  Our next Library Lingo phrase is HOLD. When we place a hold on an item we are basically putting your name on a waiting list. The Holds queue has changed over the years, and now functions better for our local patrons. Items on hold in the shared catalog are all on one list, and when you ask where you are on the queue we tell you the number overall. If our library owns the item you have requested then your hold will most likely be filled with our item. This is usually a much shorter list and wait time. It sounds complicated, but we have it figured out. It is never an inconvenience to place a hold for you. One of the best parts of the shared catalog is having so many items available for our patrons. What do you have on hold?

SUSPEND. When putting items on hold, there is a column labeled Suspend, which is very handy. If you are using the online catalog and know you want an item, but aren’t quite ready for it, just suspend the hold. When you are ready, click Resume and that will put the item on an active hold list. We do this often for patrons who are reading a series or watching a TV series on video. We place holds for the whole series and then resume the hold for the next book or season. You can do this at home also. It saves time having to look up a whole series each time. If you have any questions about the online catalog or how to use Suspend and Hold just ask the librarians. 

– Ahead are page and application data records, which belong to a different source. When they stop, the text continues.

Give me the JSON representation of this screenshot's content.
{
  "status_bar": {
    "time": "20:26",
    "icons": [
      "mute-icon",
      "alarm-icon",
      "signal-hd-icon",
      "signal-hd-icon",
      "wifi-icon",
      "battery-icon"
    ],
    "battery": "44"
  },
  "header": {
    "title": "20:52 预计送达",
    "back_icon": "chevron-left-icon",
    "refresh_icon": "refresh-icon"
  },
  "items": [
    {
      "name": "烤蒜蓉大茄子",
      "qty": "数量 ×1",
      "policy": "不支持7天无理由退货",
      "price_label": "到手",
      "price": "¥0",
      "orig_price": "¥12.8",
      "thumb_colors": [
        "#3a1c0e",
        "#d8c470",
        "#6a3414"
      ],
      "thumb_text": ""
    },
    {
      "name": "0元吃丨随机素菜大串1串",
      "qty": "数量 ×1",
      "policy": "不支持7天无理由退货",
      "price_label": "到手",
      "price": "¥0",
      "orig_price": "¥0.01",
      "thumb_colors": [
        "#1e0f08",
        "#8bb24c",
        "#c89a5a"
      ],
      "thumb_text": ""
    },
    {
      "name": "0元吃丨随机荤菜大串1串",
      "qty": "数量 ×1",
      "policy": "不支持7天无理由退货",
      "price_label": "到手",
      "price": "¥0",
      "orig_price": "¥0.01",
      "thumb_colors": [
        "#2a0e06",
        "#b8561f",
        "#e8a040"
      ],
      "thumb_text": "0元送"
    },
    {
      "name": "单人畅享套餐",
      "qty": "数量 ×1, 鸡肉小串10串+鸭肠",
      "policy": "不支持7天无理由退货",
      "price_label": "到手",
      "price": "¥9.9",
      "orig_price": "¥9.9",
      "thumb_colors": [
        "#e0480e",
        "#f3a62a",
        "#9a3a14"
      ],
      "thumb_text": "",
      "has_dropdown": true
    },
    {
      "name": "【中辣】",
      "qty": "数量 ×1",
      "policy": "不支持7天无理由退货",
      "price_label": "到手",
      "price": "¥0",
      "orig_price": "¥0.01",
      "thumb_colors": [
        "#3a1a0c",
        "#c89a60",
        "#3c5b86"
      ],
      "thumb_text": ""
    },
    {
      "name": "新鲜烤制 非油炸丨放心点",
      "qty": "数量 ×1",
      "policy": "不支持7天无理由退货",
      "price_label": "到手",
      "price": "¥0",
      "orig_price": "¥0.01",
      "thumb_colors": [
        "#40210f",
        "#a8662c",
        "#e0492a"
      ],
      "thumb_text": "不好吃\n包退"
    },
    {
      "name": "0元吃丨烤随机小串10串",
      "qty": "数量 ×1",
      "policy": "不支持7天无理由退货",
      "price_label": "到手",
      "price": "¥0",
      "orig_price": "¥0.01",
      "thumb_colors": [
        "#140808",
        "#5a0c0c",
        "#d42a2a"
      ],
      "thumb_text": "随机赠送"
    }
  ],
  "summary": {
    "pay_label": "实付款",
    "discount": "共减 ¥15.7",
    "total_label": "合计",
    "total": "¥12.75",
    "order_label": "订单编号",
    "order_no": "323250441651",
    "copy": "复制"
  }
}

Hold Shelf: It is not a literal shelf, but rather a space where we hold items that you have requested. When items come in via the courier, they are scanned into the software. This lets us know which items are here at patron request. We then place the item on the Hold Shelf until patrons pick them up. Items can remain on hold for seven days, but if not picked up, are returned to the lending library or passed to the next patron on the waiting list. When we offer to put an item on hold for you, it is just another thing we do on a daily basis.

Share-It: The Kansas State Library uses software called Share-It to power their online catalog. When we cannot find the item you want in our shared catalog, we turn to the state library. This catalog includes public, academic, and university libraries across the entire state. There are millions of items within easy reach; let us help you find what you want or need. We also have a source that can get materials from out of state. In 2022 we received borrowed materials from Oklahoma, Texas, California, Colorado, and Arkansas. What can we help you find?